If you haven’t read Hunter’s work, do yourself a favor and dip your toe in that water. I enjoyed his first book, “The Master Sniper,” back around 1980 when the publisher sent me a review copy, but he had me at “Dirty White Boys.” That said, my single favorite is his non-fiction “American Gunfight,” a deeply and superbly researched account of the attempted assassination of President Harry Truman.
Now, I just have to meet Larry Correia, who is to science fiction what Stephen Hunter is to mainstream novels…
It was supposedly Samuel Taylor Coleridge, circa 1817, who first wrote that enjoying fictional entertainment required “a willing suspension of disbelief.” I was reminded of that yesterday when, in a rare day that didn’t require class, court, or conveyance, the Evil Princess and I took half an afternoon off to go into a movie theater (we vaguely remembered having done so in the past) and watching “Jurassic World.”
Now, I’ll try like hell not to say anything that might spoil it for you, but as Backwoods Home’s resident gun guy, I need to warn you that you’ll have to willingly suspend your disbelief as to how a lever action rifle such as the Marlin Guide Gun can be fired, not to mention the “less-lethal weapons” stuff. That aside, though, it’s a pretty cool movie.
Mainly, it flashed me back to a theater in Michigan in the early 1990s where some friends and I saw the first “Jurassic Park” movie. Then as with this new version, it was the super-hot new movie of the season, and Time and Newsweek and such were saying that it was so scary that parents should preview it before letting their kids see it. My daughters were eager to catch that flick, and the youngest was about eight, so I felt duty-bound to check it out beforehand.
Good Lord…what a validation for those of us who are responsibly armed!
In that first “Jurassic Park,” those people had a good idea what they were getting into before they got there, and still went unarmed…and paid the price.

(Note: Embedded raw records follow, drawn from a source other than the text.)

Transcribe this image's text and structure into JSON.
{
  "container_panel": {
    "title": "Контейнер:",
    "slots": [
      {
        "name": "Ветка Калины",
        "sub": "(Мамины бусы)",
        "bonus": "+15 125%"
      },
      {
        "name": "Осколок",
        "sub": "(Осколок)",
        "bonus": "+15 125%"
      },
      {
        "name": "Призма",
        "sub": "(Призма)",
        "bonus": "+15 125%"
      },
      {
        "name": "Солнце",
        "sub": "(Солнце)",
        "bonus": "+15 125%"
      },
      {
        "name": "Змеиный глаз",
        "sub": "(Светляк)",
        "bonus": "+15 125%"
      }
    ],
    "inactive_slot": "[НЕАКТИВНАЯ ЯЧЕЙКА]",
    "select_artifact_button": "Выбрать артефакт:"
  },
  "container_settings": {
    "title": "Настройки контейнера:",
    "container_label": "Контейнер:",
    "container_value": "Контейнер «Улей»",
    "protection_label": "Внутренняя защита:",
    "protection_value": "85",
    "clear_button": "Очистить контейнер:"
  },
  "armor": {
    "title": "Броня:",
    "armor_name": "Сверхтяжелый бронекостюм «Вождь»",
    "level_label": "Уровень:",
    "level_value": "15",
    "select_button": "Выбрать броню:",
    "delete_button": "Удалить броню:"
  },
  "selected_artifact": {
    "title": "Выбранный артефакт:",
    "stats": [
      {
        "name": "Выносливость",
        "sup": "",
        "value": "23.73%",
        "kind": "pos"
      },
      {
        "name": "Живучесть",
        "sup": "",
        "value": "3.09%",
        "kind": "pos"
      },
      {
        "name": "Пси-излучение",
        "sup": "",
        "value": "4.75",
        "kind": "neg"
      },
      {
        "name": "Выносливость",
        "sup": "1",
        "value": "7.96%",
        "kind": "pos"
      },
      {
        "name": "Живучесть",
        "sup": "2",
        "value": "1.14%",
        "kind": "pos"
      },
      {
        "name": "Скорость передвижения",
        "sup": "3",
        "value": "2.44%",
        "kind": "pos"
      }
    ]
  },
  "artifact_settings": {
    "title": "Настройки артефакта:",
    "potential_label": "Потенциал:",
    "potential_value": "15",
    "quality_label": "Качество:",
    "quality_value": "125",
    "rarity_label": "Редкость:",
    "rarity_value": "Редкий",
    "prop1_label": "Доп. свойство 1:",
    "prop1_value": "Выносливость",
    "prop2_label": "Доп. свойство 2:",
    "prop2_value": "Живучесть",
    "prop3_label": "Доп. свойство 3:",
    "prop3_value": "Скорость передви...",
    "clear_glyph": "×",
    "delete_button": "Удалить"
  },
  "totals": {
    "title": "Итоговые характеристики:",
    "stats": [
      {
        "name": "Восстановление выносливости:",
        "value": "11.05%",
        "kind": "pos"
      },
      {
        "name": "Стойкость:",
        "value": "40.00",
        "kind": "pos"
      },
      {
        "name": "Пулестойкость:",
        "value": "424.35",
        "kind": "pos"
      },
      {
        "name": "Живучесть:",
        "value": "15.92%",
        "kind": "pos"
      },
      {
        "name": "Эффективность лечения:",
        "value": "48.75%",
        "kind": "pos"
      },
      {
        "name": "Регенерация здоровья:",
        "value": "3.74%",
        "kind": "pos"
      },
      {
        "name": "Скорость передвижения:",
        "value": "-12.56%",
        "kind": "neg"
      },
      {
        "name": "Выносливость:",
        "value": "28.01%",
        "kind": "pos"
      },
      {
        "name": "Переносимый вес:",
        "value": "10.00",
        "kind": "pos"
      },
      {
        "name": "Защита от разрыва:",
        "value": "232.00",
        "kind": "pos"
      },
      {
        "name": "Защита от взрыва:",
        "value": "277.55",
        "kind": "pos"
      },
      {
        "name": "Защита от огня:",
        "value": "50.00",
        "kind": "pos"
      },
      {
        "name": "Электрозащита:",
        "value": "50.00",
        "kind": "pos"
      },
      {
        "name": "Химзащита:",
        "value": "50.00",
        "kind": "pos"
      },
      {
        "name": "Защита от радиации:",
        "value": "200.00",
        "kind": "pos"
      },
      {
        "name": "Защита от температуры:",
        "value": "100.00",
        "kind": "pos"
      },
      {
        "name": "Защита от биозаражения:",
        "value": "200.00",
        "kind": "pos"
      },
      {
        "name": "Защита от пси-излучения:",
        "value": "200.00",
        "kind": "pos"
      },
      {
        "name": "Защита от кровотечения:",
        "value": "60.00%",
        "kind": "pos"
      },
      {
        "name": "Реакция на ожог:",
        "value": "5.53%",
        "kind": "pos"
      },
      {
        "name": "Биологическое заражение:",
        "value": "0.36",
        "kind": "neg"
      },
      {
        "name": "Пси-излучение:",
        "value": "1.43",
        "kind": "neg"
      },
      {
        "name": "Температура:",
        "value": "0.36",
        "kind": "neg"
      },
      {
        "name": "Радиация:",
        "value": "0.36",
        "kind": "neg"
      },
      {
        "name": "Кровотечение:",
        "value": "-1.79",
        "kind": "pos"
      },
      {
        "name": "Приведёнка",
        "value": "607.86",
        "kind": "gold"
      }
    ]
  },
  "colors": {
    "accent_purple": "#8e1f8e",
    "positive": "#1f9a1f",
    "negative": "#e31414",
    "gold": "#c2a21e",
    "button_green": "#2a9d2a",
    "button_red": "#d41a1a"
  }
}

The time-proven FN FAL 7.62mm semiautomatic battle rifles and the SPAS-12 semiautomatic shotguns were kept in an armory, accessible only to the privileged elite (an allegory here, maybe?) when the dinosaurs started taking over. Soon, there were some human body parts laying next to a jammed SPAS-12; being familiar with that particular weapon, I thought “Hey – that’s real!”
Throughout the movie, this or that T-rex was chasing folks and I found myself thinking, “The .458 Magnum elephant rifle I took to Africa would drop one of those.” I know people who’d pay a king’s ransom to hunt a Tyrannosaurus Rex in Central America. As the packed theater audience cringed with “oohs” and “aahs” I thought, “What’s you people’s problem? Shoot the effing lizards!”

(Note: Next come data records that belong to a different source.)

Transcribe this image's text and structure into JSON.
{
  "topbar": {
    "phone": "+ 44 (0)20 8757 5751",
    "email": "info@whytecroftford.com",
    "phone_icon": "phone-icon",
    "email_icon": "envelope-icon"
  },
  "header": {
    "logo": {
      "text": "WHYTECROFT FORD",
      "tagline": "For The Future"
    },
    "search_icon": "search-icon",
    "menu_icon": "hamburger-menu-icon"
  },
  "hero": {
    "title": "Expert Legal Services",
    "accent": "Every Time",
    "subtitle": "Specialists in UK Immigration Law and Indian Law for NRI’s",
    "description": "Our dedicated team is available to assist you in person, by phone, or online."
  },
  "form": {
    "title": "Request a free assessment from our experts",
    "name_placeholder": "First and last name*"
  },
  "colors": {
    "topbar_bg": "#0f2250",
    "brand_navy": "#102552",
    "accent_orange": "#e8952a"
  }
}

One character described the ominous characteristics of the Velociraptors: about six feet long with tough, leathery skin and sharp fangs and claws. I actually pulled my concealing garment back as I sat in the theater and looked down at the Colt .45 automatic in my holster, and saw the reassuring little green eyes of the Trijicon rear night-sight look back up at me. Six feet tall? Leather jacket? Multiple edged weapons? All over America, cops and law-abiding armed citizens deal with that every day with gear like what I’ve got on in this theater in 1993!
And, OMG, the ending of the original “Jurassic Park.” For what I later counted as nine minutes or so, two poor little kids struggle desperately to stay ahead of the Velociraptors before their deux ex machina rescue. I knew then and there that if those children were my kick-ass daughters, they would have long since found their way into their armory and availed themselves of a couple of FN FALs. When the Velociraptors kicked in the door on them, there would have been a short burst of well-directed, high-powered gunfire, and my kids would have spent the rest of those nine minutes asking each other, “How many purses and shoes and belts do you think we can make out of these suckers?”